Tech giants are also getting involved, with Google launching its Cloud Healthcare Interoperability Readiness Program to help improve compliance with the interoperability rule. Epic, the top provider of EHR in the US, successfully shared more than 221 million patient records in November 2020. This marks a 40% increase from the same month in 2019.
New products have also become available on the market. For instance, the startup Saykara is developing an AI assistant that monitors patient visits and automatically documents consultations.
Billing and claims processing
Interoperable systems and IoMT devices automate healthcare processes, improving the efficiency of administrative tasks like handling online billing and insurance discussions.
Case in point, an integrated e-Prescription system provides medical practitioners with access to information on insurance coverage. This information helps ensure they’re prescribing drugs that are covered by the patient’s insurance plans. Everything is automated. Even the paperwork is verified electronically.
Virtual reality (VR)
Virtual reality is more than a new way to play video games. VR training has enabled surgeons to practice and upgrade their skills at the operating table without having to work on actual patients. And the experiment is successful. While traditional training methods can only improve retention by 10%, VR tech can raise it by up to 75%.

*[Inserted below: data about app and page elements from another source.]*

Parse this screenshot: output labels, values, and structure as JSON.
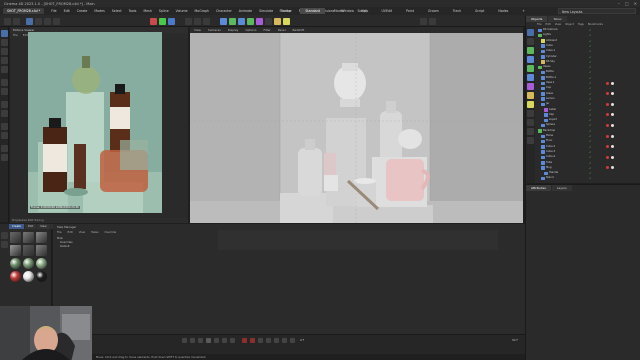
{
  "window": {
    "title": "Cinema 4D 2023.1.0 - [SHOT_FROM28.c4d *] - Main"
  },
  "menubar": {
    "tabs": [
      "SHOT_FROM28.c4d *"
    ],
    "items": [
      "File",
      "Edit",
      "Create",
      "Modes",
      "Select",
      "Tools",
      "Mesh",
      "Spline",
      "Volume",
      "MoGraph",
      "Character",
      "Animate",
      "Simulate",
      "Tracker",
      "Render",
      "Extensions",
      "Window",
      "Help"
    ],
    "layouts": [
      "Startup",
      "Standard",
      "Model",
      "Sculpt",
      "UVEdit",
      "Paint",
      "Groom",
      "Track",
      "Script",
      "Nodes",
      "+"
    ],
    "active_layout": "Standard",
    "file_selector": "New Layouts"
  },
  "render_panel": {
    "title": "Picture Viewer",
    "menus": [
      "File",
      "Edit",
      "View",
      "Compare",
      "Animation",
      "Filter"
    ],
    "info": "Frame: 0  00:00:00  1000x1500  20:36",
    "status": "Progressive Path Tracing"
  },
  "viewport": {
    "menus": [
      "View",
      "Cameras",
      "Display",
      "Options",
      "Filter",
      "Panel",
      "Redshift"
    ]
  },
  "object_manager": {
    "tabs": [
      "Objects",
      "Takes"
    ],
    "active_tab": "Objects",
    "menus": [
      "File",
      "Edit",
      "View",
      "Object",
      "Tags",
      "Bookmarks"
    ],
    "rows": [
      {
        "name": "RS Camera"
      },
      {
        "name": "Lights"
      },
      {
        "name": "Ambient"
      },
      {
        "name": "Cube"
      },
      {
        "name": "Cube.1"
      },
      {
        "name": "Cylinder"
      },
      {
        "name": "RS Sky"
      },
      {
        "name": "Vases"
      },
      {
        "name": "Bottle"
      },
      {
        "name": "Bottle.1"
      },
      {
        "name": "Vase.1"
      },
      {
        "name": "Cup"
      },
      {
        "name": "Glass"
      },
      {
        "name": "Lemon"
      },
      {
        "name": "Jar"
      },
      {
        "name": "Label"
      },
      {
        "name": "Cap"
      },
      {
        "name": "Liquid"
      },
      {
        "name": "Sphere"
      },
      {
        "name": "Backdrop"
      },
      {
        "name": "Plane"
      },
      {
        "name": "Floor"
      },
      {
        "name": "Cube.2"
      },
      {
        "name": "Cube.3"
      },
      {
        "name": "Cube.4"
      },
      {
        "name": "Tube"
      },
      {
        "name": "Mug"
      },
      {
        "name": "Handle"
      },
      {
        "name": "Stand"
      }
    ]
  },
  "attribute_manager": {
    "tabs": [
      "Attributes",
      "Layers"
    ],
    "active_tab": "Attributes"
  },
  "material_manager": {
    "tabs": [
      "Create",
      "Edit",
      "View",
      "Select"
    ],
    "active_tab": "Create",
    "swatch_colors": [
      "#6a6a6a",
      "#7a7a7a",
      "#8a8a8a",
      "#9a9a9a",
      "#5c5c5c",
      "#828282",
      "#6e8e6a",
      "#7e9e7a",
      "#90b08a",
      "#c23a3a",
      "#e8e8e8",
      "#1e1e1e"
    ]
  },
  "takes": {
    "title": "Take Manager",
    "menus": [
      "File",
      "Edit",
      "View",
      "Takes",
      "Override"
    ],
    "items": [
      "Main",
      "Overrides",
      "Default"
    ]
  },
  "timeline": {
    "current_frame": "0 F",
    "end_frame": "90 F"
  },
  "statusbar": {
    "text": "Move: Click and drag to move elements. Hold down SHIFT to quantize movement."
  },
  "colors": {
    "accent": "#3d5a8a",
    "viewport_bg": "#b7b7b7",
    "render_bg": "#7fa89a"
  }
}
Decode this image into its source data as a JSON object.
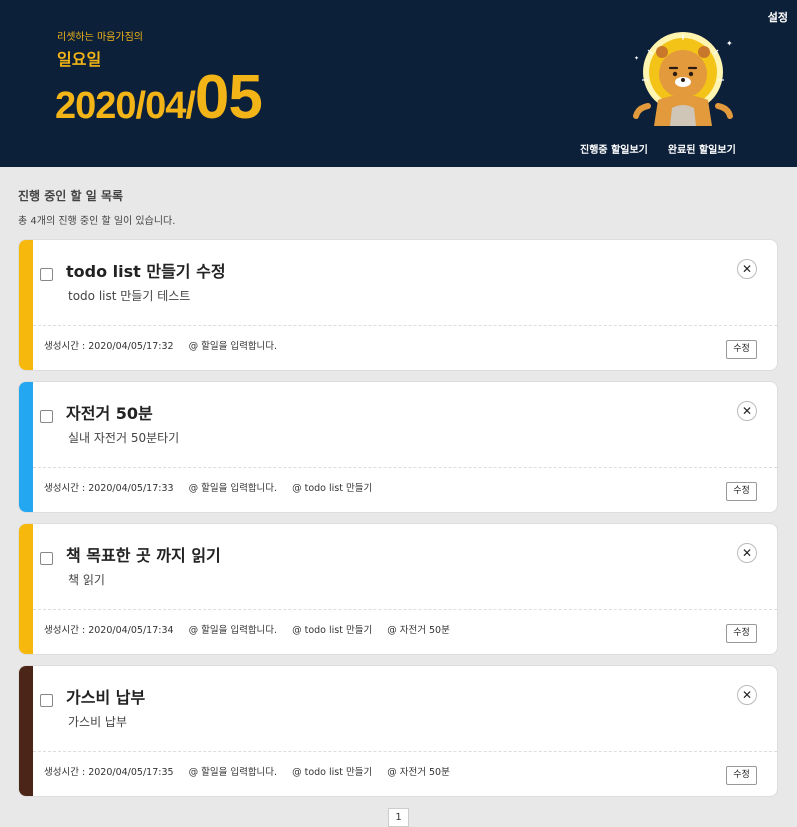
{
  "header": {
    "settings_label": "설정",
    "slogan": "리셋하는 마음가짐의",
    "weekday": "일요일",
    "date_prefix": "2020/04/",
    "date_day": "05",
    "nav": [
      "진행중 할일보기",
      "완료된 할일보기"
    ],
    "mascot_icon": "lion-mascot-icon"
  },
  "section": {
    "title": "진행 중인 할 일 목록",
    "summary": "총 4개의 진행 중인 할 일이 있습니다."
  },
  "todos": [
    {
      "title": "todo list 만들기 수정",
      "desc": "todo list 만들기 테스트",
      "meta": [
        "생성시간 : 2020/04/05/17:32",
        "@ 할일을 입력합니다."
      ],
      "edit_label": "수정",
      "close_label": "✕",
      "color": "#f6b80c"
    },
    {
      "title": "자전거 50분",
      "desc": "실내 자전거 50분타기",
      "meta": [
        "생성시간 : 2020/04/05/17:33",
        "@ 할일을 입력합니다.",
        "@ todo list 만들기"
      ],
      "edit_label": "수정",
      "close_label": "✕",
      "color": "#22a7f0"
    },
    {
      "title": "책 목표한 곳 까지 읽기",
      "desc": "책 읽기",
      "meta": [
        "생성시간 : 2020/04/05/17:34",
        "@ 할일을 입력합니다.",
        "@ todo list 만들기",
        "@ 자전거 50분"
      ],
      "edit_label": "수정",
      "close_label": "✕",
      "color": "#f6b80c"
    },
    {
      "title": "가스비 납부",
      "desc": "가스비 납부",
      "meta": [
        "생성시간 : 2020/04/05/17:35",
        "@ 할일을 입력합니다.",
        "@ todo list 만들기",
        "@ 자전거 50분"
      ],
      "edit_label": "수정",
      "close_label": "✕",
      "color": "#4a2518"
    }
  ],
  "pagination": {
    "current": "1"
  }
}
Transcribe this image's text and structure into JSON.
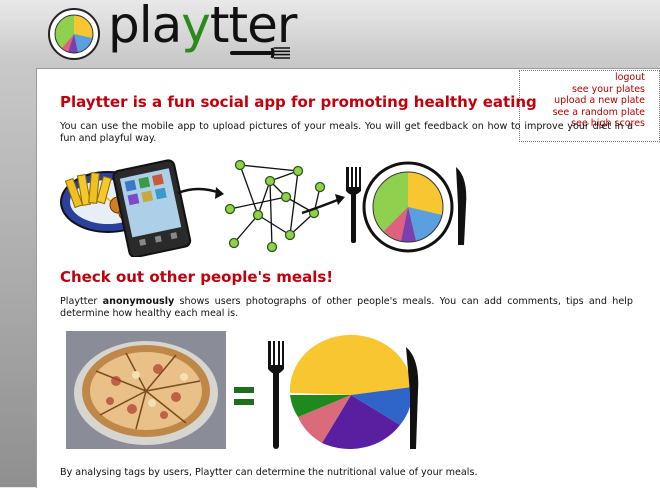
{
  "app": {
    "logo_text_a": "pla",
    "logo_text_y": "y",
    "logo_text_b": "tter",
    "logo_icon": "pie-plate-logo-icon",
    "fork_icon": "fork-icon"
  },
  "menu": {
    "logout": "logout",
    "see_plates": "see your plates",
    "upload": "upload a new plate",
    "random": "see a random plate",
    "scores": "see high scores"
  },
  "section1": {
    "heading": "Playtter is a fun social app for promoting healthy eating",
    "body": "You can use the mobile app to upload pictures of your meals. You will get feedback on how to improve your diet in a fun and playful way."
  },
  "section2": {
    "heading": "Check out other people's meals!",
    "body_pre": "Playtter ",
    "body_bold": "anonymously",
    "body_post": " shows users photographs of other people's meals. You can add comments, tips and help determine how healthy each meal is."
  },
  "section3": {
    "body": "By analysing tags by users, Playtter can determine the nutritional value of your meals."
  },
  "colors": {
    "accent_red": "#c0000d",
    "link_red": "#b30000",
    "pie_yellow": "#f7c630",
    "pie_blue": "#2f64c8",
    "pie_purple": "#5a1fa0",
    "pie_pink": "#d96b7a",
    "pie_green": "#1e8a1e",
    "equals_green": "#1e6e1e"
  },
  "icons": [
    "pie-plate-logo-icon",
    "fork-icon",
    "knife-icon",
    "phone-icon",
    "network-icon",
    "arrow-icon",
    "pizza-photo",
    "equals-icon"
  ]
}
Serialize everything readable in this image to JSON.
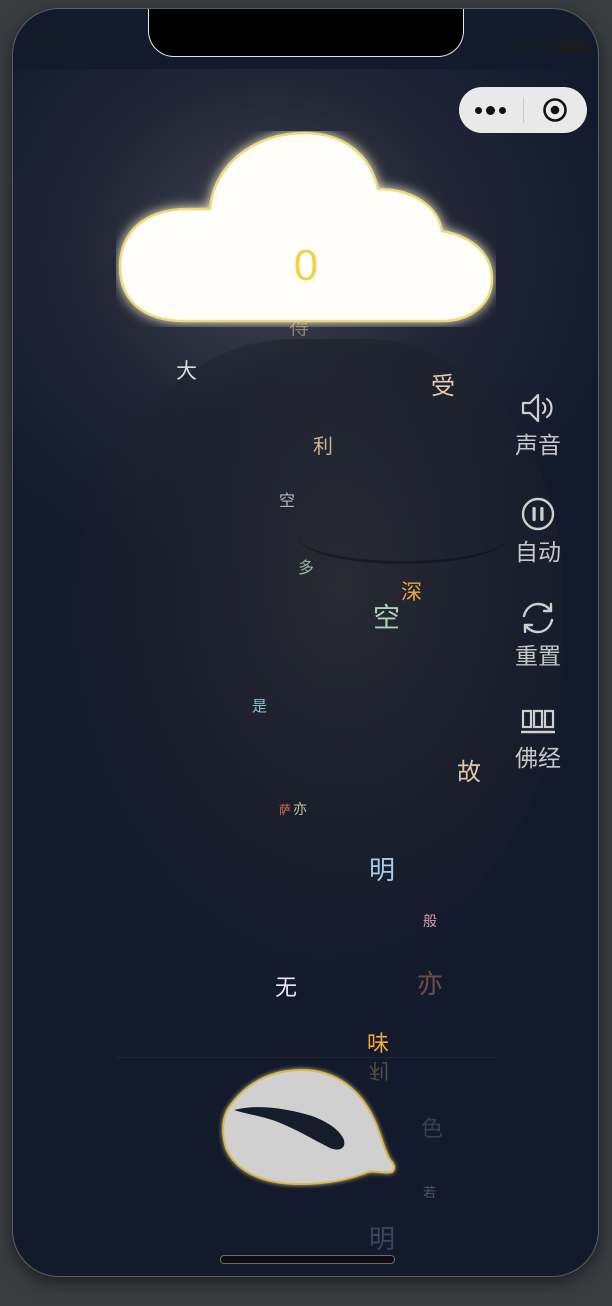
{
  "status_bar": {
    "time": "21:31",
    "battery_percent": "100%"
  },
  "counter": "0",
  "side_menu": {
    "sound": {
      "label": "声音",
      "icon": "speaker-icon"
    },
    "auto": {
      "label": "自动",
      "icon": "pause-circle-icon"
    },
    "reset": {
      "label": "重置",
      "icon": "refresh-icon"
    },
    "sutra": {
      "label": "佛经",
      "icon": "sutra-icon"
    }
  },
  "falling_chars": [
    {
      "text": "大",
      "color": "#dcdcdc"
    },
    {
      "text": "受",
      "color": "#e7ccb3"
    },
    {
      "text": "利",
      "color": "#c9b48f"
    },
    {
      "text": "空",
      "color": "#b8b8b8"
    },
    {
      "text": "多",
      "color": "#9eb3a0"
    },
    {
      "text": "深",
      "color": "#f0a640"
    },
    {
      "text": "空",
      "color": "#a9d3b4"
    },
    {
      "text": "是",
      "color": "#87c3cc"
    },
    {
      "text": "故",
      "color": "#e2c6a7"
    },
    {
      "text": "萨",
      "color": "#e07042"
    },
    {
      "text": "亦",
      "color": "#bfc3a2"
    },
    {
      "text": "明",
      "color": "#a6ccea"
    },
    {
      "text": "般",
      "color": "#d6a2b4"
    },
    {
      "text": "无",
      "color": "#ece6f5"
    },
    {
      "text": "亦",
      "color": "#8f6050"
    },
    {
      "text": "味",
      "color": "#f0a83c"
    },
    {
      "text": "利",
      "color": "#8a7a55"
    },
    {
      "text": "色",
      "color": "#5d6666"
    },
    {
      "text": "若",
      "color": "#6f6e72"
    },
    {
      "text": "明",
      "color": "#4b5f77"
    },
    {
      "text": "得",
      "color": "#c2a48d"
    }
  ]
}
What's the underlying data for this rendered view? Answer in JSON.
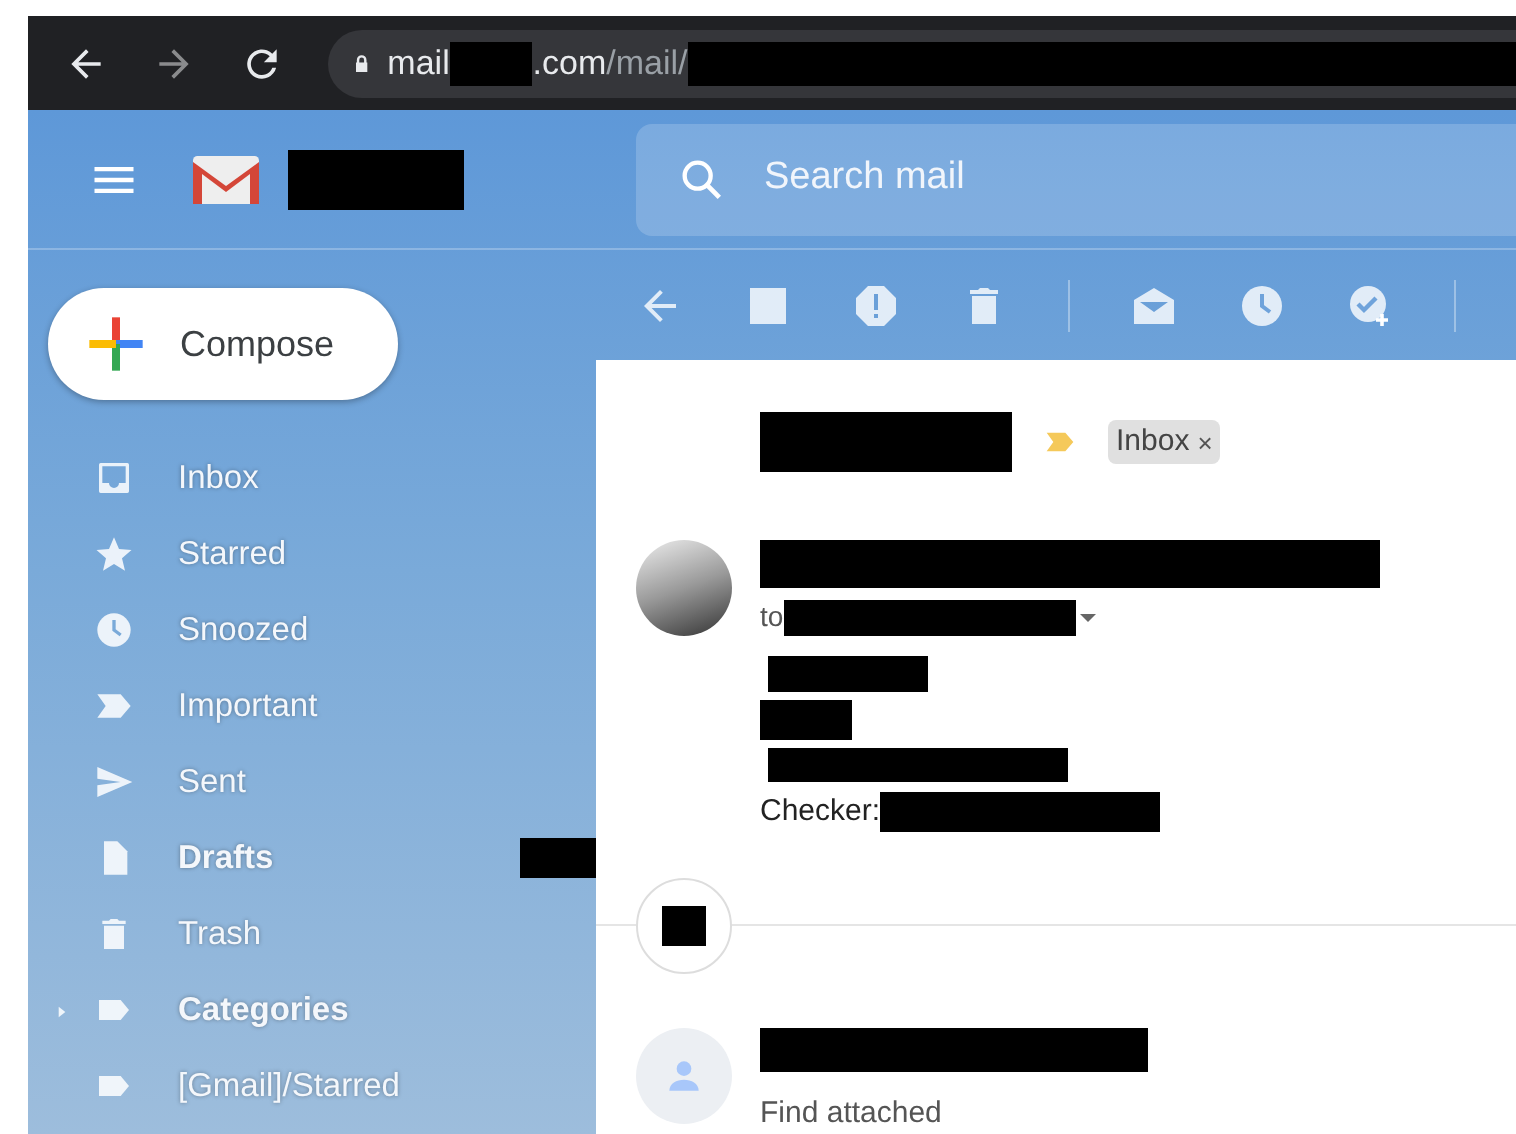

For instance, UK-based Virti helped with the pandemic response by training frontline workers. They used personalized prediction software and gamification to quickly train people on how to navigate an intensive care ward and properly use PPE and ventilators. They even taught the staff the right way to interact with patients and their families.
VR also has a role to play in patient care: it can improve the recovery rates for patients undergoing exercise rehabilitation.
Big data and predictive analytics
Wearable technology can now record continuous data at a fraction of the cost. Interoperable systems and lenient regulations have made it possible to share data sets between healthcare systems. All these factors, along with rapid digitization, have made it possible to generate vast amounts of data that can be analyzed to reveal meaningful patterns and associations.
In particular, big data can be used to gain clinical, operational, and financial insights that help enhance patient care. For example, data was used to predict surges in COVID-19 cases. It was also instrumental in the development of vaccination strategies and the identification of high-risk groups.
Customized mobile apps
With 5.5 billion smartphone users worldwide spending an average of four hours on their devices each day, no business or institution should be without a mobile app. Healthcare organizations are no different.
EHR/EMR systems and a customized mobile app can improve communication between health practitioners and patients through teleconsultations, dispensing e-prescriptions, and capturing big data for better patient care.
Healthcare providers can only meet the market demands accelerated by the COVID-19 pandemic if they adopt new software solutions and keep up with the rapid digitization. But it’s hard to do on your own, so partnering with an experienced software vendor is a sound idea.
Healthtech vendors like Demigos have been at the forefront of these dramatic technological advancements, creating hospital management platforms, EMR/EHR systems, and customized apps that help future-proof healthcare systems and ensure the best patient care.